• **Entries supplied**
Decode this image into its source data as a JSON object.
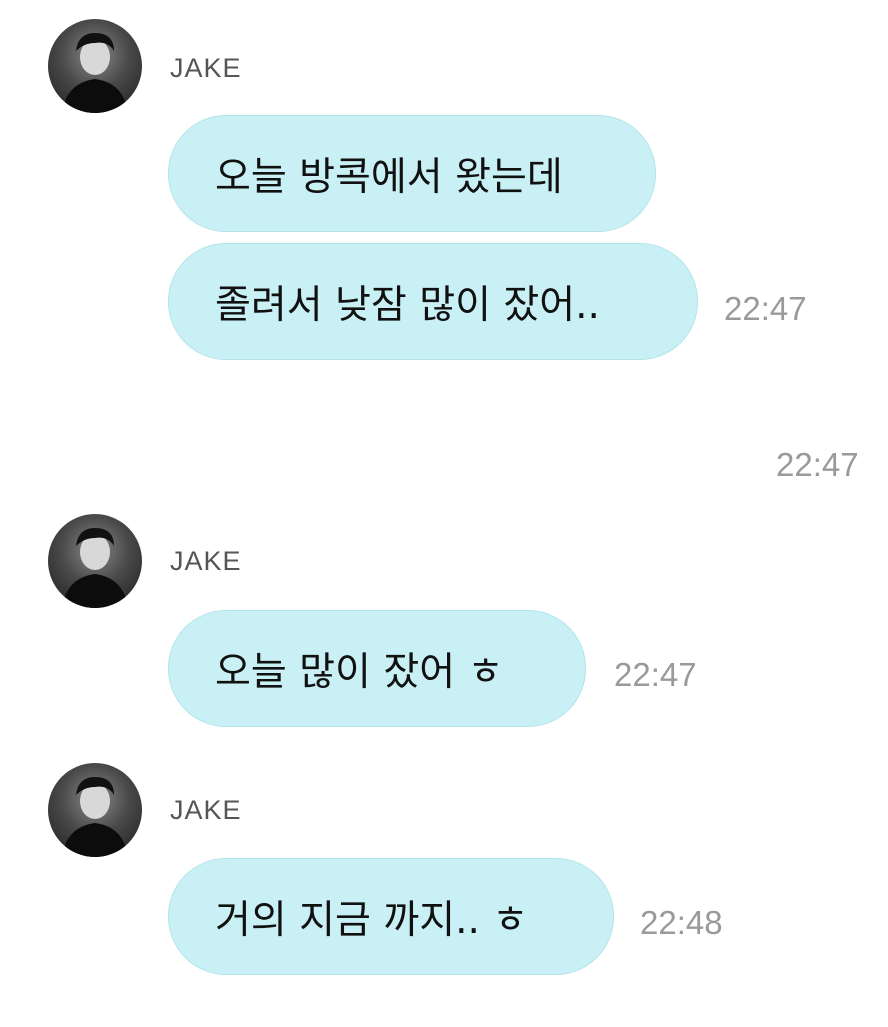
{
  "messages": [
    {
      "sender": "JAKE",
      "bubbles": [
        "오늘 방콕에서 왔는데",
        "졸려서 낮잠 많이 잤어.."
      ],
      "time": "22:47"
    },
    {
      "standalone_time": "22:47"
    },
    {
      "sender": "JAKE",
      "bubbles": [
        "오늘 많이 잤어 ㅎ"
      ],
      "time": "22:47"
    },
    {
      "sender": "JAKE",
      "bubbles": [
        "거의 지금 까지.. ㅎ"
      ],
      "time": "22:48"
    }
  ],
  "colors": {
    "bubble_bg": "#c9f1f5",
    "time_text": "#9a9a9a",
    "name_text": "#555555"
  },
  "icons": {
    "avatar": "profile-photo"
  }
}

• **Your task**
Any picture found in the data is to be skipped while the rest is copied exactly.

• **Task response**
Decode this image into its source data as a JSON object.
{
  "messages": [
    {
      "sender": "JAKE",
      "bubbles": [
        "오늘 방콕에서 왔는데",
        "졸려서 낮잠 많이 잤어.."
      ],
      "time": "22:47"
    },
    {
      "standalone_time": "22:47"
    },
    {
      "sender": "JAKE",
      "bubbles": [
        "오늘 많이 잤어 ㅎ"
      ],
      "time": "22:47"
    },
    {
      "sender": "JAKE",
      "bubbles": [
        "거의 지금 까지.. ㅎ"
      ],
      "time": "22:48"
    }
  ],
  "colors": {
    "bubble_bg": "#c9f1f5",
    "time_text": "#9a9a9a",
    "name_text": "#555555"
  },
  "icons": {
    "avatar": "profile-photo"
  }
}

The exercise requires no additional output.